Martin Currie, the active equity specialist investment manager of Franklin Templeton, says “as the global economy returns to growth, investors looking to catch the growth wave should be looking to emerging markets.”
Alastair Reynolds, Portfolio Manager of the Legg Mason Martin Currie Emerging Markets Fund, agrees and says “Take one example. In 2021, the global semiconductor market will approach US$500 billion in sales and there are concerns about a shortage of supply globally.”
Global semiconductor businesses are dominated by emerging markets companies with Taiwan’s TSMC leading the race. The company’s revenue grew by 25% in 2020. South Korea’s Samsung Electronics and SK Hynix; and Taiwan’s Globalwafers were the next two main suppliers of semiconductors.
Reynolds says “another sector that highlights the strong prospects of companies in emerging markets is the electric vehicle (EV) market. The demand for EV batteries is expected to grow ten-fold over the next 10 years, and the majority of that growing demand is currently being met by Asian producers, including South Korea’s LG Chem and China’s CATL.”

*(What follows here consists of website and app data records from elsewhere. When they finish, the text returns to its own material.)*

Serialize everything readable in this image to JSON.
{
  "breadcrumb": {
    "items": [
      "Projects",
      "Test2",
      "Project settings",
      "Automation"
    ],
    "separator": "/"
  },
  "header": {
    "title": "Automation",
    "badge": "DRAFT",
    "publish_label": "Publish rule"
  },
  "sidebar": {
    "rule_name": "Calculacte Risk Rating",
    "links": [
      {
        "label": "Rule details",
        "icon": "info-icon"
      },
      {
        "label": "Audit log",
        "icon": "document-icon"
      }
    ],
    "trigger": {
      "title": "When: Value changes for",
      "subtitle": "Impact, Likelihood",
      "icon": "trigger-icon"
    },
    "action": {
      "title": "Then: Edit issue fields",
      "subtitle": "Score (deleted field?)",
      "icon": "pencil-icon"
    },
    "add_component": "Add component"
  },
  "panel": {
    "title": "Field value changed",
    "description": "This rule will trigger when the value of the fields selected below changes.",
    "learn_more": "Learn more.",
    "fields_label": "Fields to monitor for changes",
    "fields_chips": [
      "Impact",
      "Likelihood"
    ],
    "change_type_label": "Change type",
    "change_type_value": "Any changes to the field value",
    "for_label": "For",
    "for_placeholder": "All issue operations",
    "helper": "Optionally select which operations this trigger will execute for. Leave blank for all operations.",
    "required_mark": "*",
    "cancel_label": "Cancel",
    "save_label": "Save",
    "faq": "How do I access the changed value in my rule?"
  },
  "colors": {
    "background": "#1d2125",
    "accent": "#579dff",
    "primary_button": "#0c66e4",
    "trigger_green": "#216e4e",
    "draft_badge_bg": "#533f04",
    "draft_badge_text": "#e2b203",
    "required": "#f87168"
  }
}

The emerging market exposure gives investors access to young and growing populations and gives them the opportunity to invest in some really important consumption themes that are driven by urbanisation and digitisation. The Martin Currie Emerging Markets Fund provides access to “highly profitable companies that are capable of delivering higher levels of growth.”
Over the five years to the end of April, the Fund returned 17.0% a year (net of fees), compared with the benchmark return of 12.2% a year – top quartile performance for the Morningstar Equity Emerging Markets peer group. And over the 12 months to the end of April, the Fund returned 32.0% (net of fees), compared with the benchmark return of 26.0%.
The key holdings of the fundamental, bottom up focus fund are as follows: